Pawlenty on Porkulus: The Pizza Principle

Jim Geraghty caught up with Minnesota Governor Tim Pawlenty, attending the National Governors Association meeting, and asked whether Pawlenty would follow suit with fellow Republican governors Bobby Jindal, Haley Barbour, and Mark Sanford in refusing Porkulus funds.  Pawlenty tried to carve a middle path, pointing out that the strings attached to the stimulus spending won’t affect Minnesota in the same way as Louisiana, but justified taking the money on the Pizza Principle:

Minnesota ranks forty-sixth in terms of getting federal spending in relation to the amount of taxes paid — for every dollar we sent in to Washington, we get about 72 cents back. We’re a major payer of the federal government’s tabs, unlike many other states that I won’t mention. I say, when you’re paying to buy the pizza, it’s okay to have a slice. Now, if you were a liberal Democratic governor and you opposed military spending, are you not going to take National Guard funding? If you were a liberal who opposed No Child Left Behind, are you going to take federal funding in education? So I’m wondering why that standard is only being applied now to conservatives.

In large part, the double standard exists because conservatives object to federal control over the spending in the first place.  Liberals don’t object to federal control over education and other extra-Constitutional duties, so accepting money for education spending in Porkulus even if they disagree with NCLB isn’t quite the same rhetorical leap.  The proper conservative response to the argument would be that the federal government should quit taking so much money from the states — and then we wouldn’t need to worry how much of it comes back, because it won’t have left in the first place.  Except for national defense, interstate commerce, and other explicitly federal functions, the money would get spent better and with more oversight if handled by the states.

Of course, that’s an entirely academic approach to the question.  In reality, the money will come from Minnesota, and the question is whether the Pizza Principle applies.  King Banaian, for one, thinks it a childish argument for accepting the money:

So let’s see:

  1. Others are taking the money too, so why shouldn’t I?
  2. Since I have to pay anyway, I might as well get my stuff. (Sounds like the argument for spending on the Twins.)

I hope Littlest learns better than this. We wouldn’t accept this logic from our children.

I think it’s a little more complicated than that.  Minnesotans will pay for their portion of Porkulus, pending a hopeful repeal in 2011 if the Republicans can take charge of Congress.  Refusing the money on principle sounds noble, but in effect will amount to a double taxation on Minnesotans.  I don’t think that’s a winning argument, either; I think conservatives should refuse the money in an effort to reduce the spending and then demand a reduction in federal bureaucracy to return money to state control.  I just don’t think that Pawlenty’s argument is as bad as some might think.

In terms of the situation with other governors, Pawlenty makes a good point in their support, regardless of what he himself does:

All the governors are going to take almost all of the money.
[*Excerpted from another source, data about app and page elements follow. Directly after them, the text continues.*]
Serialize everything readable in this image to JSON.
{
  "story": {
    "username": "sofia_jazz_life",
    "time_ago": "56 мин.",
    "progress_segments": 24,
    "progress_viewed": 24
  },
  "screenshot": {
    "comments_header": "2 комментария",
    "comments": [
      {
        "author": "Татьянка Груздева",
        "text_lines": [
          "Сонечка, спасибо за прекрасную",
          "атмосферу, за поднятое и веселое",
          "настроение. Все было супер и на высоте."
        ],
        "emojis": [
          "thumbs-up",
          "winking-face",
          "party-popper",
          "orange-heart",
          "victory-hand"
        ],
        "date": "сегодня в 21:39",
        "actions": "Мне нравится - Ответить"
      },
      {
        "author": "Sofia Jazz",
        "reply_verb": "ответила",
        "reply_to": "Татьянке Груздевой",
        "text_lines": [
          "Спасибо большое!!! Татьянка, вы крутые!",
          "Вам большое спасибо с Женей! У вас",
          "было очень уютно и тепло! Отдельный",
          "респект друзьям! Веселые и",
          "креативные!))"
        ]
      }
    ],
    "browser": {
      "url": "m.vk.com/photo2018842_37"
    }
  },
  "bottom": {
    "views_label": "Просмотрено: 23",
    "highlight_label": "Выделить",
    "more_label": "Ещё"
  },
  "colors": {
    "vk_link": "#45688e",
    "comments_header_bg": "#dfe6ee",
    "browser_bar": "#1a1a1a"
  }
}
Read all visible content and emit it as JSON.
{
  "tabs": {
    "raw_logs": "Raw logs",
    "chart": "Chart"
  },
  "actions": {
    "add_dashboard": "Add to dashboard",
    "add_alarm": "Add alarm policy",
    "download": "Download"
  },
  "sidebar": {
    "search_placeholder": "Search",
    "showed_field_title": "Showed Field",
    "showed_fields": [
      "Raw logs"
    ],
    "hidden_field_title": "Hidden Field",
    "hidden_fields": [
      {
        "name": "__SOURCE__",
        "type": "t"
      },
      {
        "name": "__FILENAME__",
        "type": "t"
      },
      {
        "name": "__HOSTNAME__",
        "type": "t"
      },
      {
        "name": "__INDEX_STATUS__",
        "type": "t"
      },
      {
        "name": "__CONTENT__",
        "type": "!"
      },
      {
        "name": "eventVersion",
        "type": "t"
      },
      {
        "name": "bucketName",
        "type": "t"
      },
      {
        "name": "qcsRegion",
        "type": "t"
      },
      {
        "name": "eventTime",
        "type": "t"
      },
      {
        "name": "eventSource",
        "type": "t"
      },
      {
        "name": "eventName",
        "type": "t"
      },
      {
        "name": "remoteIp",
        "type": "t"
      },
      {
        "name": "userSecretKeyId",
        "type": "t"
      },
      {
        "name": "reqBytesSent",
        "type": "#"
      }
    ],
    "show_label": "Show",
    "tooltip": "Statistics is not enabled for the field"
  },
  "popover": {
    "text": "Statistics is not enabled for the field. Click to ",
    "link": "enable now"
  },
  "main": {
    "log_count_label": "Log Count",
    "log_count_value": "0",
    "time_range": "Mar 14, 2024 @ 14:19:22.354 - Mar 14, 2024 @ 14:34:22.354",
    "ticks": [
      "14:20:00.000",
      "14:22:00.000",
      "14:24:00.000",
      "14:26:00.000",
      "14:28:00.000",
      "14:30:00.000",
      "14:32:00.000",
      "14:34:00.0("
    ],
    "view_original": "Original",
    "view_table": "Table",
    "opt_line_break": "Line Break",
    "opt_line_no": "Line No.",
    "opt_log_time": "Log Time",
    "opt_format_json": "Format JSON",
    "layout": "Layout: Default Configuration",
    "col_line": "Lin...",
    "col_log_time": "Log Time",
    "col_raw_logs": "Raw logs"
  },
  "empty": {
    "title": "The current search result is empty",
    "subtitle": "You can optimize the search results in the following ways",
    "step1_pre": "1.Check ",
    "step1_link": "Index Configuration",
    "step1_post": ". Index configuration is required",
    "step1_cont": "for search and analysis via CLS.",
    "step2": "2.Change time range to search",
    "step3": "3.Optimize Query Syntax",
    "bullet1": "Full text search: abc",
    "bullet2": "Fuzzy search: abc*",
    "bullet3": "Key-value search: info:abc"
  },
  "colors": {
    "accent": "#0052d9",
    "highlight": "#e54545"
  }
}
I’m not aware of any governor turning down a substantial amount. There’s some talk about not taking unemployment insurance — about 2 percent of the stimulus — because it expands obligations in unemployment insurance, and might require a tax increase later on down the road. But the point is moot to Minnesota, because our benefit level is already beyond what the federal government would require.

None of the governors are refusing the entire package in any case.  They’re looking line by line for unfunded mandates in the future and making decisions based on their own economic situation on each entry.  That’s just good fiscal management, but it’s not a refusenik movement by any means.  Since the cash involved in that particular line item doesn’t commit Minnesota to any more spending than already required by state law, Pawlenty makes a fair point that there’s not any reason to refuse it as Jindal has done in Louisiana, especially since Jindal and the rest will accept most of the monies from Porkulus anyway.